Meat is an integral part of India’s culinary tradition and the country boasts an enviable array of cuisines with unique flavors and interesting historical lineage too. Although a wide variety of meats consumed in India such as fish, mutton, and beef, chicken meat remains the most popular and without any religious constraints. In Indian context, culture, traditions, customs, and taboos influence consumption of meat to a great extent. Indians consume on an average about 5 kg of chicken meat and 63 eggs a year. But these are way below the recommendations by the nutrition experts.
Many are unaware that India’s meat and livestock sector plays a significant role in the country’s economy as it contributes close to 4% of the GDP. Despite the fact that it lacks the glamour or may sound insignificant compared to other industries, it provides employment to hundreds of millions both directly and indirectly.
But still the industry remains quite a low profile one that many Urban Indians do not know how the tasty nugget they enjoy is actually produced. India is one of the most efficient producers and largest exporters of meat globally.
While balanced diet is the foundation of good health, unfortunately, there are lots of unfounded and unscientific claims being spread about meat linking it with corollary diseases, obesity and cancers of various types. Instead of believing whatever is getting posted on the social media, one must try to understand the science behind holistic nutrition and health and understand the role of protein particularly, meat and eggs through competent and trusted sources such as dietitians, nutritionists and fitness experts.

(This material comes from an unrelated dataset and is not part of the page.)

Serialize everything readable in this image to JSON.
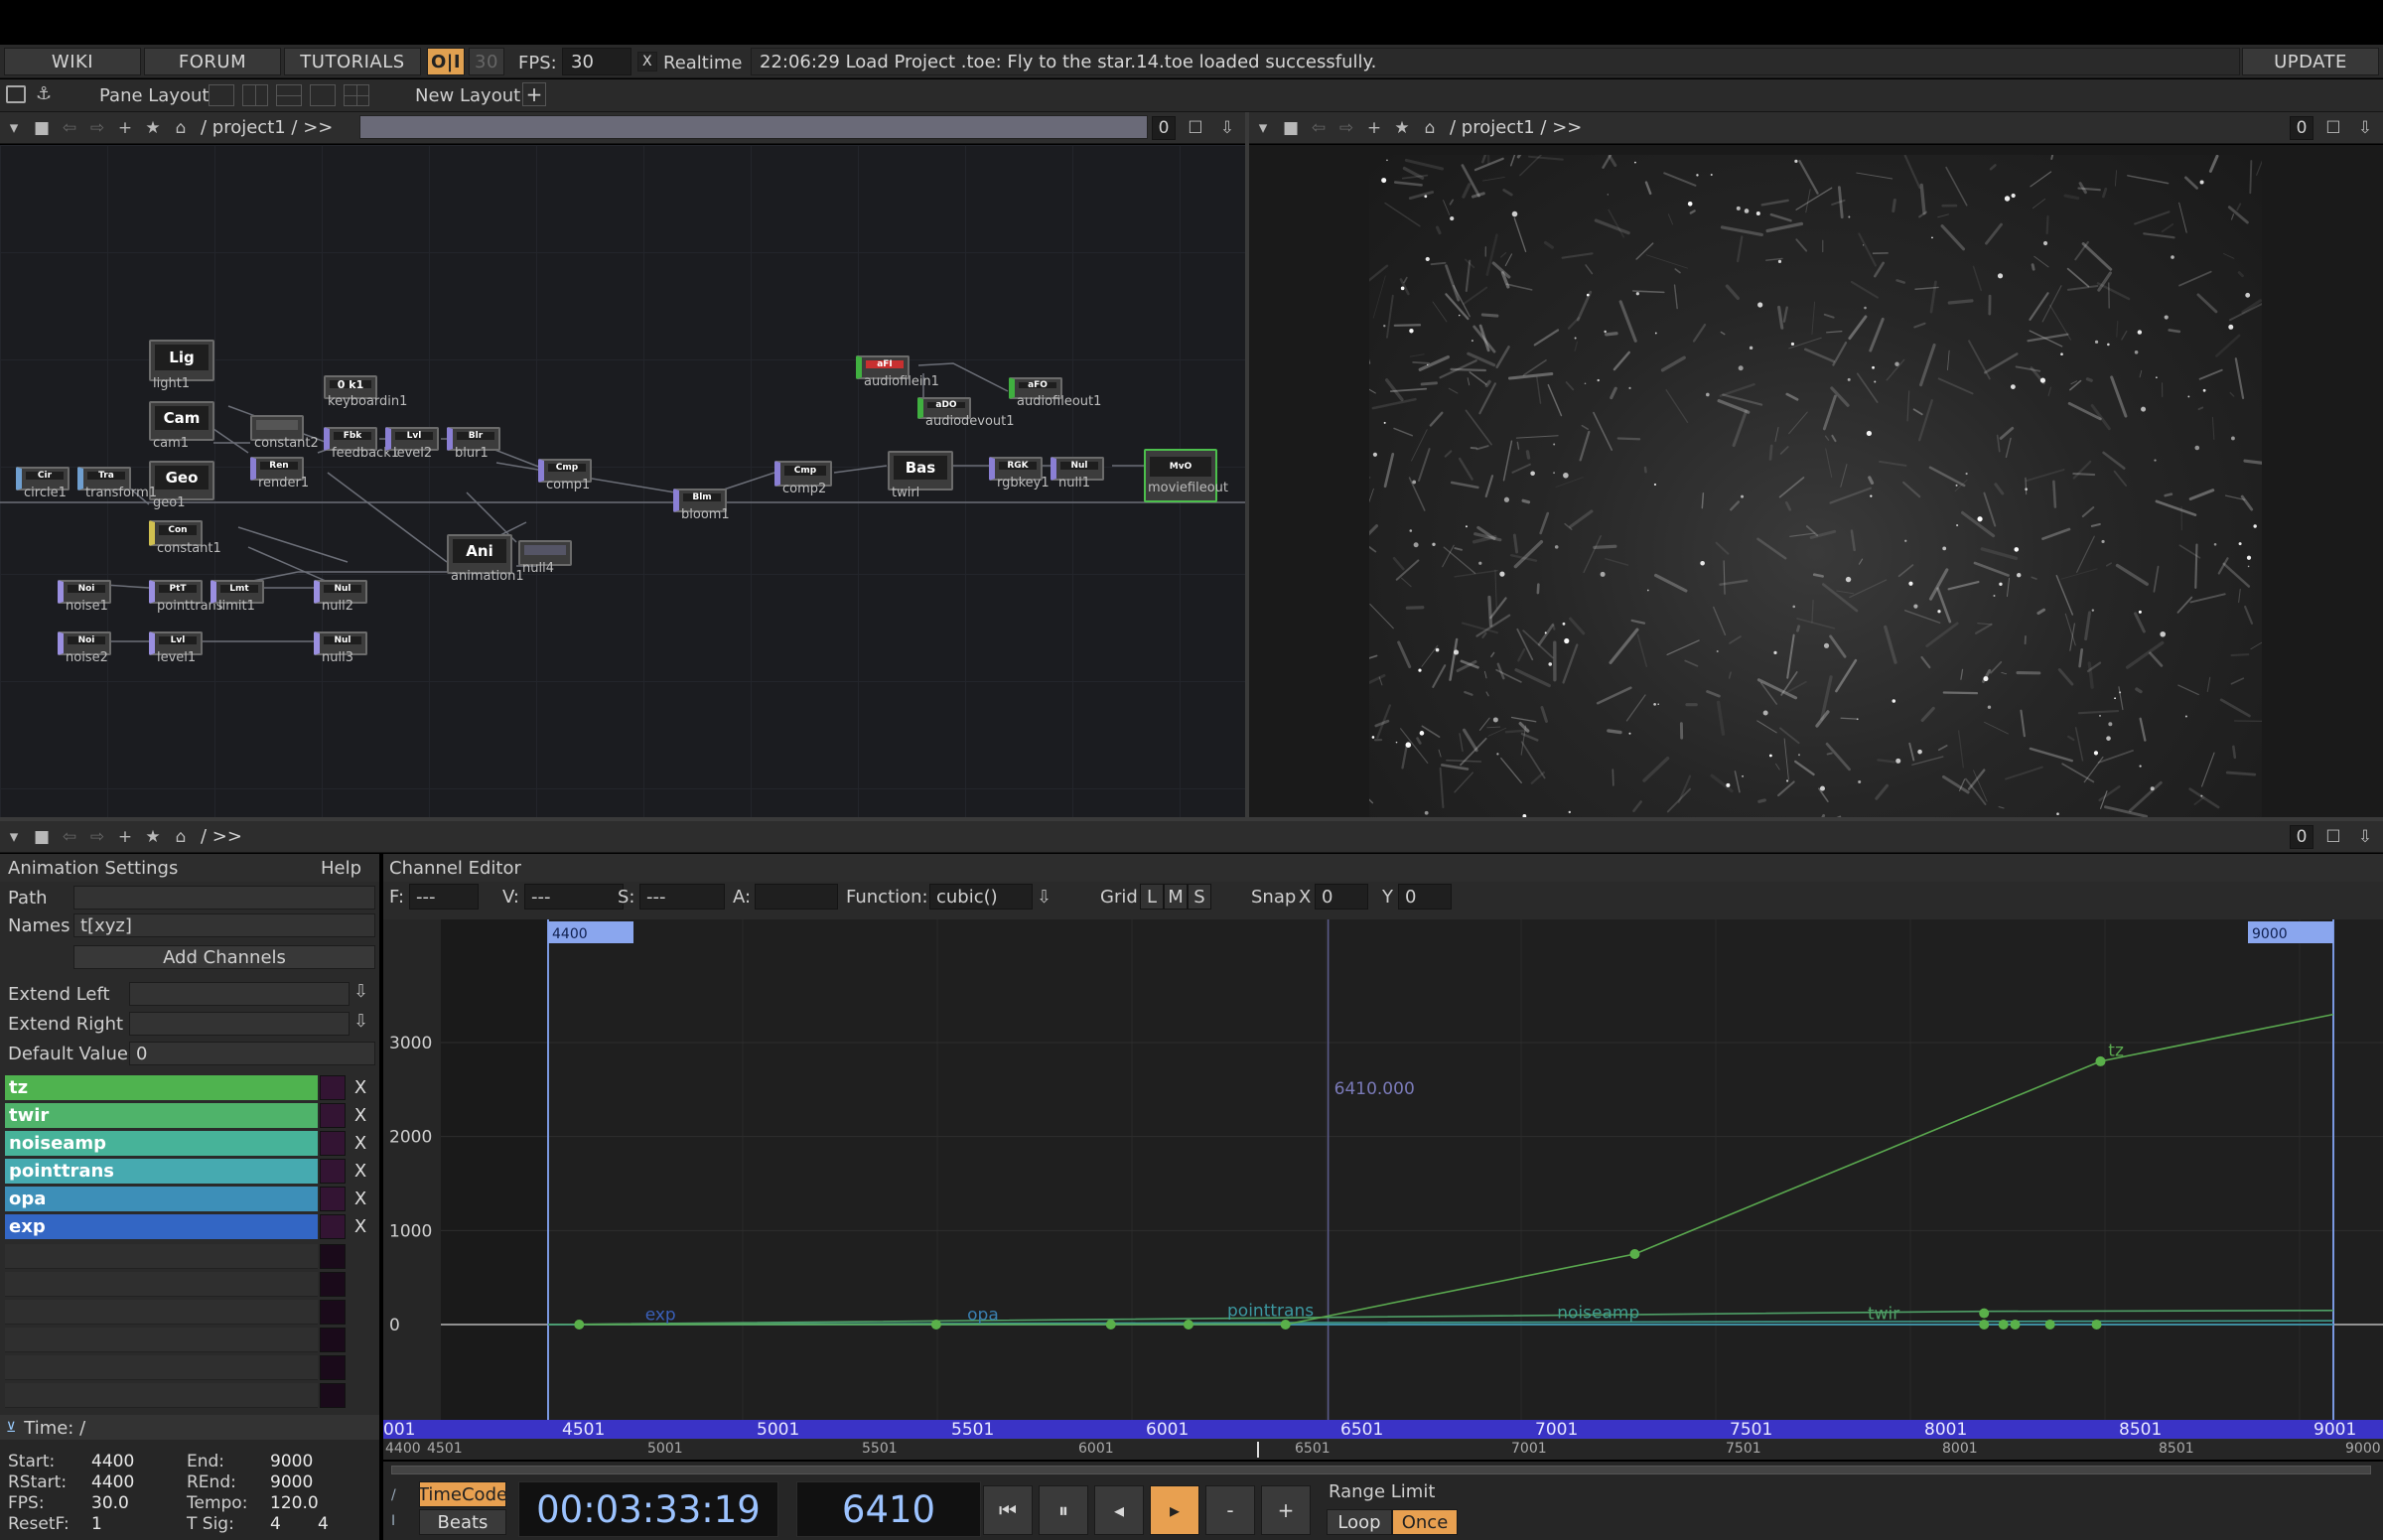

So, do not let a false claim stop you from enjoying your weekend treats. Instead, read about the facts while enjoying your chicken nugget! Bon appetite!